It all starts with the kind of power drill you have. On the wish list of most homeowners, you’ll find keyless chucks (for quick-change bits) and cordless convenience (make sure you have a few extra batteries.)
But even if you have a good old-fashioned drill, try these tricks.
In case you haven’t already discovered it, your drill makes a great power screwdriver. Just pick up bits for the screws you use. (Hint: the bits from those small rechargeable power screw drivers should fit nicely.) A variable speed drill — which changes speed with trigger pressure — is best.
If you need to drill to a certain depth, make a depth gauge. Wrap a little masking tape around the bit at the depth you want to drill, and keep an eye on it. When the tape hits the material, stop drilling.

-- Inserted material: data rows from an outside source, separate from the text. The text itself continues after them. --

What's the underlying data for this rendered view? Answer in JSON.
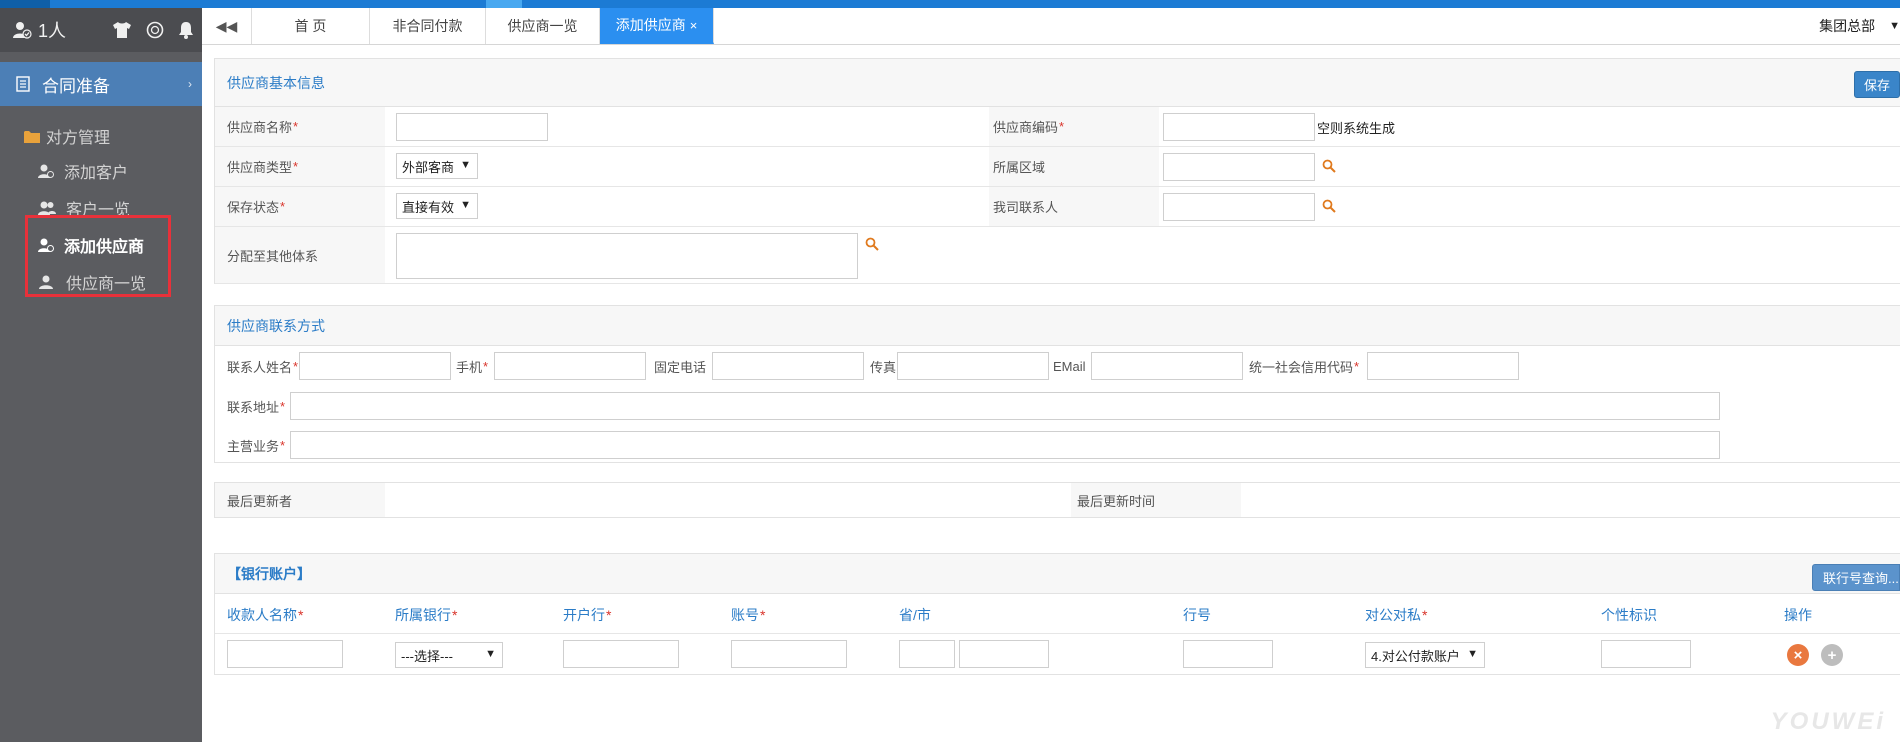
{
  "sidebar": {
    "user_label": "1人",
    "section_title": "合同准备",
    "folder_label": "对方管理",
    "items": [
      {
        "label": "添加客户"
      },
      {
        "label": "客户一览"
      },
      {
        "label": "添加供应商"
      },
      {
        "label": "供应商一览"
      }
    ]
  },
  "tabs": {
    "items": [
      {
        "label": "首 页"
      },
      {
        "label": "非合同付款"
      },
      {
        "label": "供应商一览"
      },
      {
        "label": "添加供应商",
        "close": "×"
      }
    ],
    "org": "集团总部"
  },
  "basic": {
    "title": "供应商基本信息",
    "save": "保存",
    "name_label": "供应商名称",
    "type_label": "供应商类型",
    "type_value": "外部客商",
    "status_label": "保存状态",
    "status_value": "直接有效",
    "assign_label": "分配至其他体系",
    "code_label": "供应商编码",
    "code_hint": "空则系统生成",
    "region_label": "所属区域",
    "contact_label": "我司联系人"
  },
  "contact": {
    "title": "供应商联系方式",
    "name_label": "联系人姓名",
    "mobile_label": "手机",
    "phone_label": "固定电话",
    "fax_label": "传真",
    "email_label": "EMail",
    "credit_label": "统一社会信用代码",
    "address_label": "联系地址",
    "business_label": "主营业务"
  },
  "update": {
    "updater_label": "最后更新者",
    "time_label": "最后更新时间"
  },
  "bank": {
    "title": "【银行账户】",
    "query_btn": "联行号查询...",
    "headers": {
      "payee": "收款人名称",
      "bank": "所属银行",
      "branch": "开户行",
      "account": "账号",
      "province": "省/市",
      "bankno": "行号",
      "type": "对公对私",
      "tag": "个性标识",
      "op": "操作"
    },
    "bank_select": "---选择---",
    "type_select": "4.对公付款账户"
  },
  "req_mark": "*",
  "watermark": "YOUWEi"
}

Often, drilling a perfect right-angled hole is essential. But that’s easier said than done, since the slightest hand movement affects the angle big-time. You can improve your odds with a long drill bit (close to a foot, even). This way, a quarter-inch movement by your hand doesn’t translate into a big error in the hole.

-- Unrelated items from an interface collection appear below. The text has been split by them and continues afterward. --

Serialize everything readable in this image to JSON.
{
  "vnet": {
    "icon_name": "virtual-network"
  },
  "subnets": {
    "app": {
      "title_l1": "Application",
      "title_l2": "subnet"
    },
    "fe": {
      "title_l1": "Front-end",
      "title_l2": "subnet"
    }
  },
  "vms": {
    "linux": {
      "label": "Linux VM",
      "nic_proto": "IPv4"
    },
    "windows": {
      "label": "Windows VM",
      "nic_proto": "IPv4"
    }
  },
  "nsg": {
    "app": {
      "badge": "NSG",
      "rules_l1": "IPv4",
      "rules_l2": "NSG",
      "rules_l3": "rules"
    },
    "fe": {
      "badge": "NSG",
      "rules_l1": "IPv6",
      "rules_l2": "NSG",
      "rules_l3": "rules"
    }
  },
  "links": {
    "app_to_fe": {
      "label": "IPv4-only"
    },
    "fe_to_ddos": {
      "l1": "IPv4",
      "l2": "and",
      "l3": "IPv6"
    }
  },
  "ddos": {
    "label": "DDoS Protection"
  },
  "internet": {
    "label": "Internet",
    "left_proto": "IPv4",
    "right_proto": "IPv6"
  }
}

If you need to drill a hole that’s a little too big for a drill bit, and a little too small to do nicely with a reciprocating saw or jigsaw, use a hole saw. This little attachment slides into the chuck and cuts through wood with saw-teeth. Problem is, they seem designed to trap wood plugs, which can be a heck of a job to remove. If this happens, drive a couple of screws into the plug. When they reach the back of the saw, they’ll start backing out the plug. And you can grab the screws with pliers.